***** AVAILABLE DATA *****

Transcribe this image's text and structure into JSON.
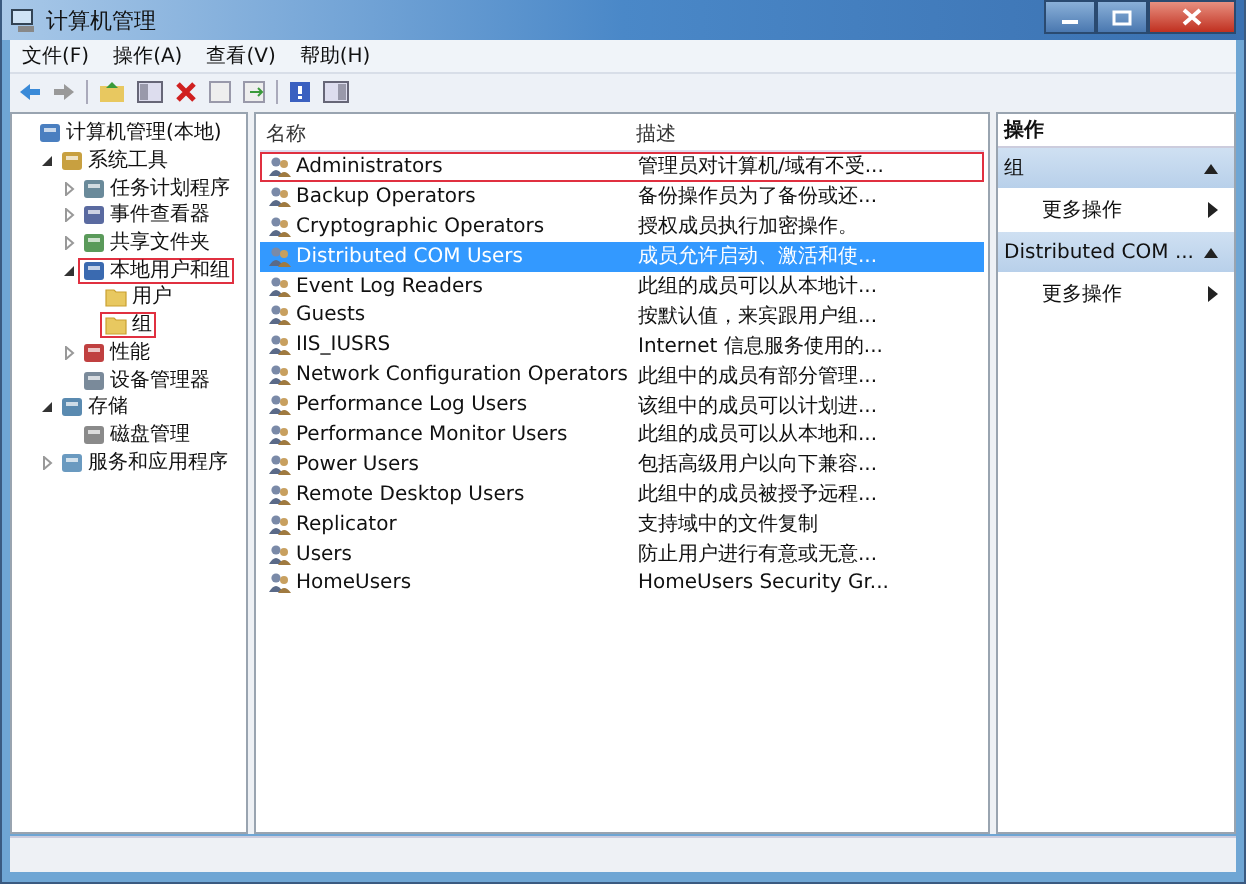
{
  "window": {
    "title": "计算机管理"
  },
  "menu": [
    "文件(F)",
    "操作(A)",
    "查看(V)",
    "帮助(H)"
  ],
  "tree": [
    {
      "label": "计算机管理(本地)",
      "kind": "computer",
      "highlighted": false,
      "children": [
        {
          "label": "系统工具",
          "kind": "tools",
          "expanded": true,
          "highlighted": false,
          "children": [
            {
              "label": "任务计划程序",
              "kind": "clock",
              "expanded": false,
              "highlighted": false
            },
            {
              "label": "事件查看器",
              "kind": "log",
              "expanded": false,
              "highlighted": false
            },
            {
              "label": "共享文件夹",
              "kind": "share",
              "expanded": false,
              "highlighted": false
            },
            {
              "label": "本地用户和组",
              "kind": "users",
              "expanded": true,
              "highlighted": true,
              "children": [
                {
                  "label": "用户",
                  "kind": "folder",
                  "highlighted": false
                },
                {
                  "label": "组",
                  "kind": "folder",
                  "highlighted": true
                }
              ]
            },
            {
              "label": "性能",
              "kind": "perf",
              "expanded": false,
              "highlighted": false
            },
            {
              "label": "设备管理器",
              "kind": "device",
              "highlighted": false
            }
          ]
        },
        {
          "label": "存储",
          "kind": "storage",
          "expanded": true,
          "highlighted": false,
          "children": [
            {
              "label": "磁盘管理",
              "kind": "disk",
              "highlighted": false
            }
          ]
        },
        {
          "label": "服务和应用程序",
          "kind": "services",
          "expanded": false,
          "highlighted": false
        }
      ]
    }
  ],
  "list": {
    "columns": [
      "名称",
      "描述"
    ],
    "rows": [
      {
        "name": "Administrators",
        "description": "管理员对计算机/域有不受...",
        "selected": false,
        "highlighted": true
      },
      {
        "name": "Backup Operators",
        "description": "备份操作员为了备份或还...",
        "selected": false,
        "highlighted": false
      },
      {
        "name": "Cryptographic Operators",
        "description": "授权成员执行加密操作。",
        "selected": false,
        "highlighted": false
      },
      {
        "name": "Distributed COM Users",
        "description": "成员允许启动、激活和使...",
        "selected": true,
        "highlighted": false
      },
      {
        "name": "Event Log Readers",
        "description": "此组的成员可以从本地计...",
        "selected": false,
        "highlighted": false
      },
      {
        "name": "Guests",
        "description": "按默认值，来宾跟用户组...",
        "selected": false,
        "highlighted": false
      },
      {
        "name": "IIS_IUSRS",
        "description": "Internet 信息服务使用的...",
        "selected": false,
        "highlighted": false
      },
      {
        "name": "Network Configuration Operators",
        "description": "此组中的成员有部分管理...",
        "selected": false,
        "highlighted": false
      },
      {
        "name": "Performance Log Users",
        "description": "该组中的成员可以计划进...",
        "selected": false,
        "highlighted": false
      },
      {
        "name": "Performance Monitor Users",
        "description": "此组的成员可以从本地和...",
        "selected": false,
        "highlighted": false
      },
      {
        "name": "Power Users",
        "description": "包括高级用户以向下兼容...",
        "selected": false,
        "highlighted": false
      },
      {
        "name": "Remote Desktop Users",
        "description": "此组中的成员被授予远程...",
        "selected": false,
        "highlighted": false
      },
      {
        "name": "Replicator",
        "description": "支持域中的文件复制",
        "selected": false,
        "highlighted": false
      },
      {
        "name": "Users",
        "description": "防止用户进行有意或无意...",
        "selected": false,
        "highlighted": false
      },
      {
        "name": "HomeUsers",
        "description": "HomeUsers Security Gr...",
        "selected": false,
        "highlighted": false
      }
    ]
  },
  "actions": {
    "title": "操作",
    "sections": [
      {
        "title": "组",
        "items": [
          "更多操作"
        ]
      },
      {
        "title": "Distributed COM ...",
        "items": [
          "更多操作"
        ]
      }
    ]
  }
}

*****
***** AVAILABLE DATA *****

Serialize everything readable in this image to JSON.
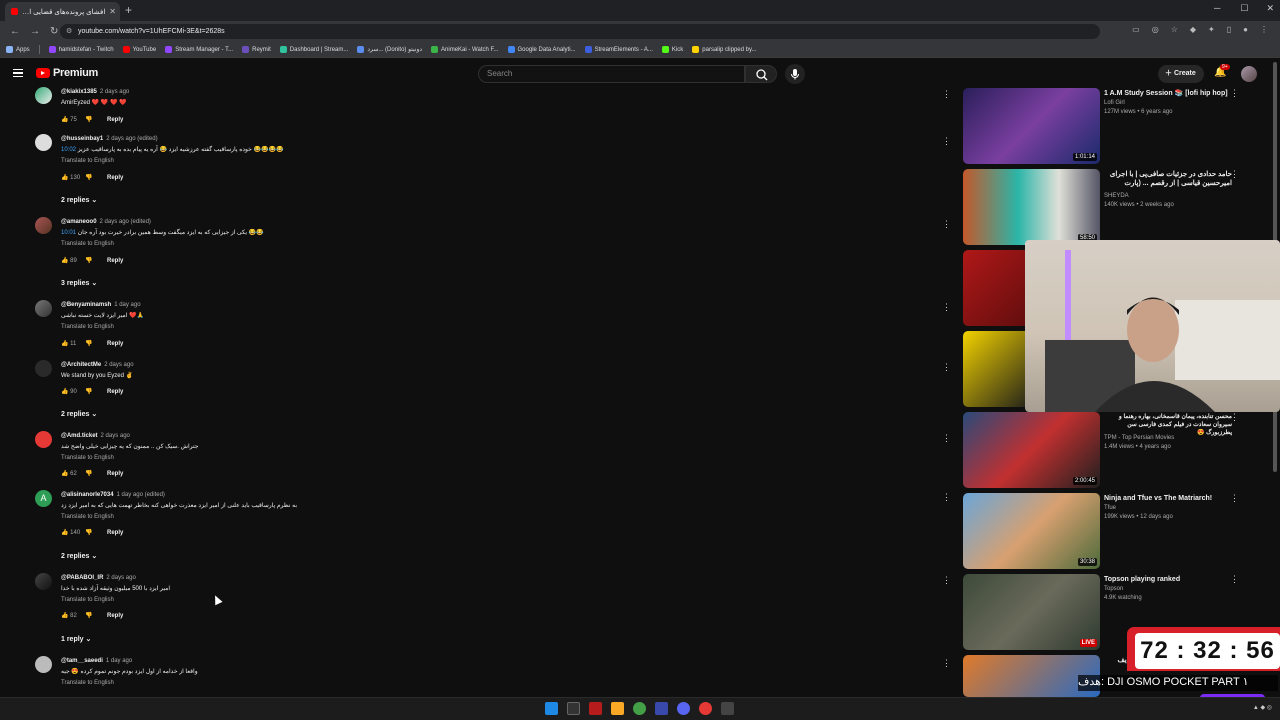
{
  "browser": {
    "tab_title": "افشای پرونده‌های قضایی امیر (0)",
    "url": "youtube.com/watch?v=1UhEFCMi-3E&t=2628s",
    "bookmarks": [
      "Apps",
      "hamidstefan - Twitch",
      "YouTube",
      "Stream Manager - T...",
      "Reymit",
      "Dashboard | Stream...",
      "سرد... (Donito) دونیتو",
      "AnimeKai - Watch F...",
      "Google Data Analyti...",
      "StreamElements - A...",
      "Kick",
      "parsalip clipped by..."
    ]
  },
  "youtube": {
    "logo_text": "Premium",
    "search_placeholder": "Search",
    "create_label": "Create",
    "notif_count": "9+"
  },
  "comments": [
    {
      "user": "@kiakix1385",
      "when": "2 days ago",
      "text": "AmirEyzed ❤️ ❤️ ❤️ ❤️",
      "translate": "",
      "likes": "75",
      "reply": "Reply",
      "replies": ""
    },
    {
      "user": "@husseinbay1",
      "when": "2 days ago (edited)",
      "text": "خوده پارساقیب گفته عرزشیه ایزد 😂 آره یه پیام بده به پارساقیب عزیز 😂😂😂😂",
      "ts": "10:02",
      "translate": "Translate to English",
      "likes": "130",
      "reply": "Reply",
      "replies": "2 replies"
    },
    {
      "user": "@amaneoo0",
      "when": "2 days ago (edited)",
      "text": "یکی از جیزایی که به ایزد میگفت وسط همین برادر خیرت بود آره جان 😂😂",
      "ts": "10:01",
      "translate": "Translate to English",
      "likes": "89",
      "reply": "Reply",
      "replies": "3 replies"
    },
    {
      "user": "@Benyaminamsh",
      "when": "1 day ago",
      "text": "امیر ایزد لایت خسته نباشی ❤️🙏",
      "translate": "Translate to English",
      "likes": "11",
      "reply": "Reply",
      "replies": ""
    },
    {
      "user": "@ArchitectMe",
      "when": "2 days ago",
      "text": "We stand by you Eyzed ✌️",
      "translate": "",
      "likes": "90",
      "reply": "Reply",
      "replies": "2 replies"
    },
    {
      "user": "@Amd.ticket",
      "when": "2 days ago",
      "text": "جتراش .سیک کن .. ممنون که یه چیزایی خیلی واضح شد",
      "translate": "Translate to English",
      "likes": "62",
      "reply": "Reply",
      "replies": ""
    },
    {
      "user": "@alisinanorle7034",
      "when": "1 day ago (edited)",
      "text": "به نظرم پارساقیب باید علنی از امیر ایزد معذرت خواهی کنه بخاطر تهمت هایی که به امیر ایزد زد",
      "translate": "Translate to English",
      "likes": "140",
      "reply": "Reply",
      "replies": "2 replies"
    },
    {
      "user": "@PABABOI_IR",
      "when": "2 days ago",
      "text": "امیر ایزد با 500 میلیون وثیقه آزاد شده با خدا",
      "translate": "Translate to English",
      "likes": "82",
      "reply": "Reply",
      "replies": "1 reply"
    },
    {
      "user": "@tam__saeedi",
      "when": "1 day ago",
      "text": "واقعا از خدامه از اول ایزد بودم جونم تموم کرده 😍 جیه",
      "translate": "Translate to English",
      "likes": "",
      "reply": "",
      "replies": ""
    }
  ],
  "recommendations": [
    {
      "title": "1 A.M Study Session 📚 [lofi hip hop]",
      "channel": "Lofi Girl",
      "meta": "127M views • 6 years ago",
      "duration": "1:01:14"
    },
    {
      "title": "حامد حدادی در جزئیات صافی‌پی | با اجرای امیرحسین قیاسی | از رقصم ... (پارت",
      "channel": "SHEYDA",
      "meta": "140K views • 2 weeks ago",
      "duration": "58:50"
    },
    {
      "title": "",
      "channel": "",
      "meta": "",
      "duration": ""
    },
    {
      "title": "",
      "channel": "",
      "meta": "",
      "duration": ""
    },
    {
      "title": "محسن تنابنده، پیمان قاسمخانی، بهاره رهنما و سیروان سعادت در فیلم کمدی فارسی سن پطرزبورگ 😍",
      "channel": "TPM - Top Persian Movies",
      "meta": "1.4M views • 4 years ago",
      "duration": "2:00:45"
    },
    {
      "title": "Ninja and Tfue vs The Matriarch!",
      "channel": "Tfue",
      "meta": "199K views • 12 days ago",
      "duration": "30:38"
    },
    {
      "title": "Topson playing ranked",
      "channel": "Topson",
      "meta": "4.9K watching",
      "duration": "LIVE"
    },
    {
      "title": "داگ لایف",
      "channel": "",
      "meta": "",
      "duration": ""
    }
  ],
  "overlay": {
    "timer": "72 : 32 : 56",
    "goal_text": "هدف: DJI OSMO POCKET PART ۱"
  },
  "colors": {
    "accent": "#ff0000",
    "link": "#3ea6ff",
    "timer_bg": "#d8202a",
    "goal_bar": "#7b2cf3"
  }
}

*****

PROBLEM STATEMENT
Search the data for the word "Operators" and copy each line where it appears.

TASK OUTPUT
        "name": "Backup Operators",
        "name": "Cryptographic Operators",
        "name": "Network Configuration Operators",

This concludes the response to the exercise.